Evan is thankful for John Jay and the counseling program that effectively prepared him for the working world. The classes he took encompassing counseling skills and clinical interviewing continue to be very beneficial in his various interactions. He utilizes the diagnostics of psychopathology often to help view his clients. The very first lesson he learned in the field concerned the challenges of applying the Diagnostic and Statistical Manual of Mental Disorders (DSM) to real-life. The DSM provides a list of easily interpreted symptoms and behaviors, but it is much more difficult to examine a person and determine if they actually have a certain disorder. Context is key.
When I asked if he would have done anything differently at John Jay, he wishes he had been more involved with research, but is proud of his volunteer work. In addition to working with Kirby Forensic Psychiatric Center to fulfill the first half of his externship, he interned with the Marshal services and U.S. Probation in New York’s Southern District. He advocates for doing anything in the field in order to gather as much experience as possible, even if time is limited to only one day a week. Evan advises the more experience you gain not only adds to a resume, but also helps hone the skills needed to work in this field. New York City has many angles to explore, so work as broadly as possible and do as much as you can. Take advantage of everything John Jay offers; attend events and always network with classmates and faculty.

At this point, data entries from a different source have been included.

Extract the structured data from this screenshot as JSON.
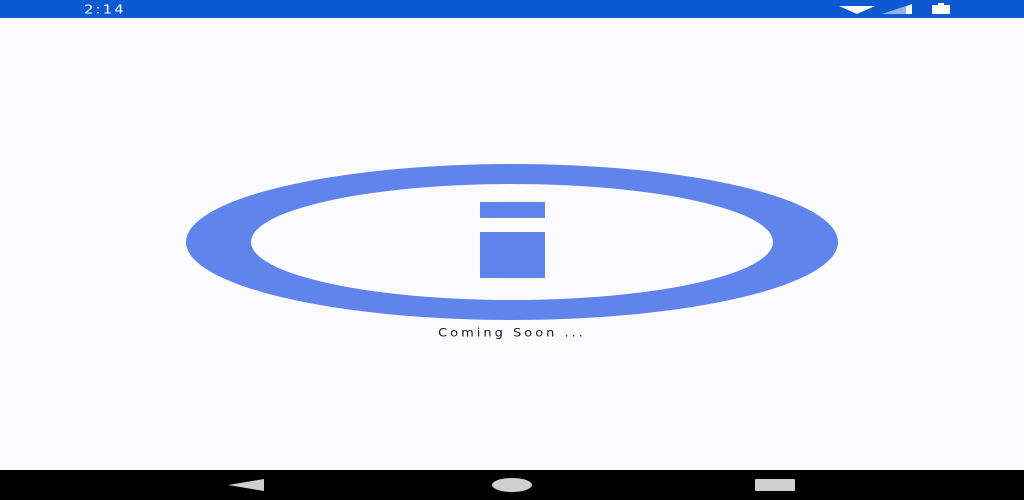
{
  "status_bar": {
    "time": "2:14",
    "color": "#0b5ad1",
    "icons": [
      "wifi-icon",
      "signal-icon",
      "battery-icon"
    ]
  },
  "main": {
    "message": "Coming Soon ...",
    "graphic_icon": "info-icon",
    "accent_color": "#5f84eb"
  },
  "nav_bar": {
    "buttons": [
      "back-icon",
      "home-icon",
      "recents-icon"
    ]
  }
}
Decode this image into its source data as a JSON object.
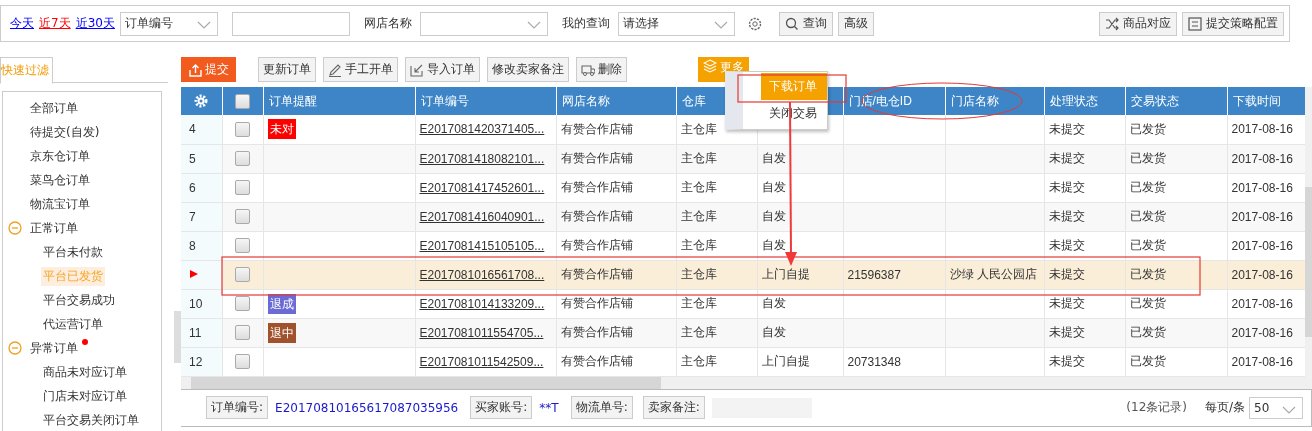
{
  "filter_bar": {
    "quick_dates": [
      {
        "label": "今天",
        "selected": false
      },
      {
        "label": "近7天",
        "selected": true
      },
      {
        "label": "近30天",
        "selected": false
      }
    ],
    "field_select": {
      "value": "订单编号"
    },
    "shop_label": "网店名称",
    "query_label": "我的查询",
    "query_select": {
      "value": "请选择"
    },
    "buttons": [
      {
        "label": "查询"
      },
      {
        "label": "高级"
      }
    ],
    "right_buttons": [
      {
        "label": "商品对应"
      },
      {
        "label": "提交策略配置"
      }
    ]
  },
  "sidebar": {
    "tab": "快速过滤",
    "items": [
      {
        "label": "全部订单",
        "selected": false
      },
      {
        "label": "待提交(自发)",
        "selected": false
      },
      {
        "label": "京东仓订单",
        "selected": false
      },
      {
        "label": "菜鸟仓订单",
        "selected": false
      },
      {
        "label": "物流宝订单",
        "selected": false
      },
      {
        "label": "正常订单",
        "selected": false,
        "expanded": true,
        "alert": false,
        "children": [
          {
            "label": "平台未付款",
            "selected": false
          },
          {
            "label": "平台已发货",
            "selected": true
          },
          {
            "label": "平台交易成功",
            "selected": false
          },
          {
            "label": "代运营订单",
            "selected": false
          }
        ]
      },
      {
        "label": "异常订单",
        "selected": false,
        "expanded": true,
        "alert": true,
        "children": [
          {
            "label": "商品未对应订单",
            "selected": false
          },
          {
            "label": "门店未对应订单",
            "selected": false
          },
          {
            "label": "平台交易关闭订单",
            "selected": false
          }
        ]
      }
    ]
  },
  "toolbar": [
    {
      "label": "提交",
      "kind": "primary"
    },
    {
      "label": "更新订单",
      "kind": "plain"
    },
    {
      "label": "手工开单",
      "kind": "plain"
    },
    {
      "label": "导入订单",
      "kind": "plain"
    },
    {
      "label": "修改卖家备注",
      "kind": "plain"
    },
    {
      "label": "删除",
      "kind": "plain"
    },
    {
      "label": "更多",
      "kind": "more"
    }
  ],
  "more_menu": [
    {
      "label": "下载订单",
      "selected": true
    },
    {
      "label": "关闭交易",
      "selected": false
    }
  ],
  "table": {
    "header_checked": false,
    "reminder_column": "订单提醒",
    "columns": [
      {
        "label": "订单编号"
      },
      {
        "label": "网店名称"
      },
      {
        "label": "仓库"
      },
      {},
      {
        "label": "门店/电仓ID"
      },
      {
        "label": "门店名称"
      },
      {
        "label": "处理状态"
      },
      {
        "label": "交易状态"
      },
      {
        "label": "下载时间"
      }
    ],
    "rows": [
      {
        "number": "4",
        "selected": false,
        "checked": false,
        "tag": {
          "text": "未对",
          "color": "#ff0000"
        },
        "cells": [
          "E2017081420371405...",
          "有赞合作店铺",
          "主仓库",
          null,
          "",
          "",
          "未提交",
          "已发货",
          "2017-08-16"
        ]
      },
      {
        "number": "5",
        "selected": false,
        "checked": false,
        "cells": [
          "E2017081418082101...",
          "有赞合作店铺",
          "主仓库",
          "自发",
          "",
          "",
          "未提交",
          "已发货",
          "2017-08-16"
        ]
      },
      {
        "number": "6",
        "selected": false,
        "checked": false,
        "cells": [
          "E2017081417452601...",
          "有赞合作店铺",
          "主仓库",
          "自发",
          "",
          "",
          "未提交",
          "已发货",
          "2017-08-16"
        ]
      },
      {
        "number": "7",
        "selected": false,
        "checked": false,
        "cells": [
          "E2017081416040901...",
          "有赞合作店铺",
          "主仓库",
          "自发",
          "",
          "",
          "未提交",
          "已发货",
          "2017-08-16"
        ]
      },
      {
        "number": "8",
        "selected": false,
        "checked": false,
        "cells": [
          "E2017081415105105...",
          "有赞合作店铺",
          "主仓库",
          "自发",
          "",
          "",
          "未提交",
          "已发货",
          "2017-08-16"
        ]
      },
      {
        "selected": true,
        "checked": false,
        "cells": [
          "E2017081016561708...",
          "有赞合作店铺",
          "主仓库",
          "上门自提",
          "21596387",
          "沙绿 人民公园店",
          "未提交",
          "已发货",
          "2017-08-16"
        ]
      },
      {
        "number": "10",
        "selected": false,
        "checked": false,
        "tag": {
          "text": "退成",
          "color": "#6b6bd6"
        },
        "cells": [
          "E2017081014133209...",
          "有赞合作店铺",
          "主仓库",
          "自发",
          "",
          "",
          "未提交",
          "已发货",
          "2017-08-16"
        ]
      },
      {
        "number": "11",
        "selected": false,
        "checked": false,
        "tag": {
          "text": "退中",
          "color": "#a0522d"
        },
        "cells": [
          "E2017081011554705...",
          "有赞合作店铺",
          "主仓库",
          "自发",
          "",
          "",
          "未提交",
          "已发货",
          "2017-08-16"
        ]
      },
      {
        "number": "12",
        "selected": false,
        "checked": false,
        "cells": [
          "E2017081011542509...",
          "有赞合作店铺",
          "主仓库",
          "上门自提",
          "20731348",
          "",
          "未提交",
          "已发货",
          "2017-08-16"
        ]
      }
    ]
  },
  "footer": {
    "fields": [
      {
        "label": "订单编号:",
        "value": "E20170810165617087035956"
      },
      {
        "label": "买家账号:",
        "value": "**T"
      },
      {
        "label": "物流单号:"
      },
      {
        "label": "卖家备注:",
        "kind": "box"
      }
    ],
    "record_count": "(12条记录)",
    "page_size_label": "每页/条",
    "page_size": "50"
  },
  "annotations": [
    {
      "kind": "menu-box"
    },
    {
      "kind": "ellipse"
    },
    {
      "kind": "row-box"
    },
    {
      "kind": "arrow"
    }
  ]
}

To take care of others, Evan recognizes the need to take care of ourselves. He recommends exercise, beneficial physiologically and mentally for stress relief, and a strong, social support group. Evan is excited about the direction our criminal justice system is headed, incorporating the advances of psychology and alternative means of treatment, instead of purely, punitive measures.